- Tip: To minimize costs, consider withdrawing larger amounts less frequently. However, always balance this against the safety of carrying large amounts of cash.
- Dynamic Currency Conversion (DCC):
- DCC is when an ATM or card terminal offers to convert the transaction into your home currency rather than the local currency (Forints in Hungary). While it might seem convenient to see the amount in your home currency, this service often comes with a higher exchange rate.
- Tip: Always opt to be charged in the local currency (Forints) to avoid potential mark-ups on exchange rates.
- Foreign Transaction Fees:
- Some credit and debit cards charge a foreign transaction fee, typically a percentage of the transaction amount, for purchases made overseas.
- Before traveling, review the terms of your card to check for any such fees. If you have multiple cards, it might be wise to use the one with the lowest foreign transaction fee.
- Credit Card Cash Advances:
- If you use your credit card to withdraw cash from an ATM, this is usually treated as a cash advance. Cash advances often come with high fees and interest rates.
- Tip: Avoid using credit cards for ATM withdrawals unless it’s an emergency.
- Finding Fee-Free ATMs:
- Some international banks or banking alliances offer the benefit of fee-free ATMs abroad. Check if your bank has partnerships or affiliations in Hungary that allow you to withdraw cash without extra charges.
- Stay Updated: Exchange rates and transaction fees can fluctuate. Regularly check your bank’s terms and conditions and stay informed about any changes.
In conclusion, while Hungary offers a myriad of experiences for travelers, being savvy about your financial transactions ensures that you’re spending on experiences, not unnecessary fees. Always be proactive in understanding your bank’s charges and seek out the most cost-effective ways to access and use your money.
Is It Better To Use Card Or Cash In Hungary?
When visiting Hungary, travelers often wonder whether it’s more advantageous to use cash or card. The answer largely depends on the type of experience you’re seeking, where you’re going, and personal convenience. Here’s a comparison to help guide your decision:

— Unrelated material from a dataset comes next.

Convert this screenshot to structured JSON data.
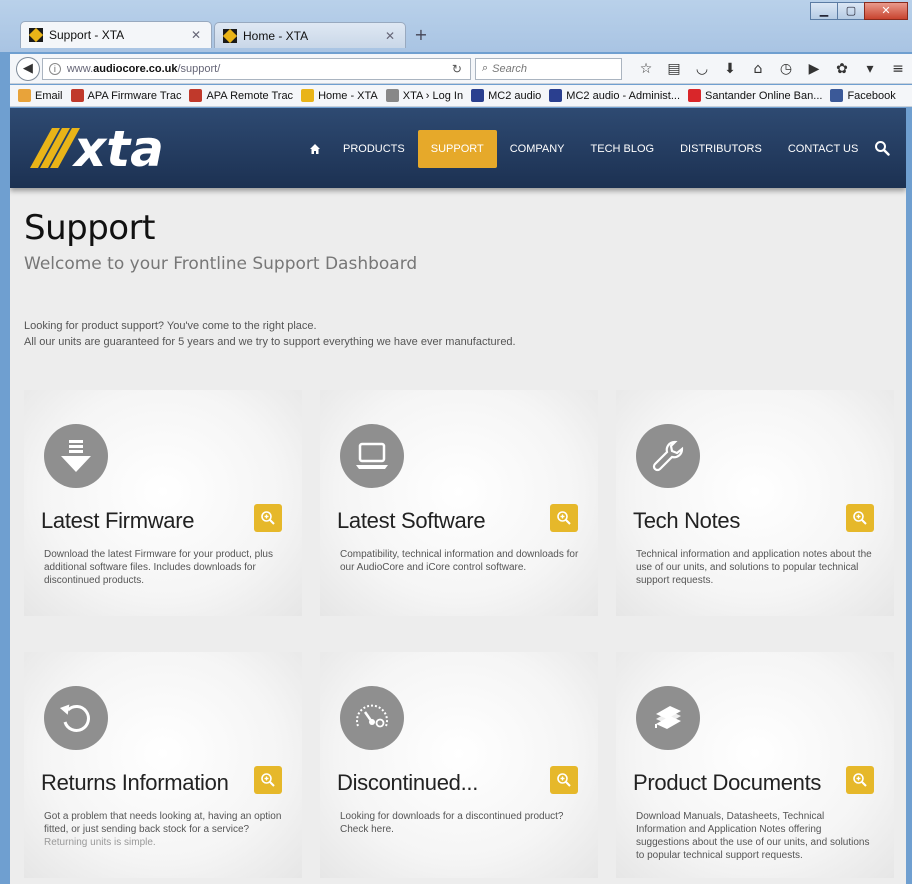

- Card: Hungary, especially in urban areas like Budapest, has embraced modern banking. Most hotels, restaurants, shops, and even many public transport systems accept credit and debit cards.
- Cash: In rural areas, smaller establishments, local markets, and certain traditional events, cash is the primary or only accepted method of payment.
- Card: Carrying a card can be safer than carrying large amounts of cash, especially if it offers features like fraud protection. Additionally, if lost or stolen, cards can be easily blocked.
- Cash: While cash can’t be replaced if lost or stolen, having a modest amount can be handy, ensuring you’re never caught in a pinch.
3. Fees and Charges:
- Card: Using cards can come with foreign transaction fees, depending on your bank. However, these fees are often outweighed by the convenience of card transactions.
- Cash: When withdrawing cash from ATMs, especially those not affiliated with your home bank, you might incur charges. Furthermore, currency exchange services, particularly at airports, may offer less favorable exchange rates.
- Card: It’s easy to lose track of spending with card payments. However, online banking apps allow you to monitor your transactions in real-time.
- Cash: Having a tangible amount helps some travelers stick to a budget, as they can physically see and control their expenditure.
- Card: Ideal for those who prioritize convenience, especially if staying primarily in urban settings.
- Cash: Essential for those aiming to dive deep into local experiences, particularly off the beaten path. Also, small gestures like tipping are often easier with cash.
It’s not strictly a matter of one being better than the other. For the best experience in Hungary, a mix of both cash and card is recommended.
Utilize cards for significant expenses like accommodation and dining in upscale places, while keeping a reasonable amount of cash on hand for local experiences and smaller transactions.
Before traveling, check your bank’s policies on foreign transactions to avoid unexpected charges.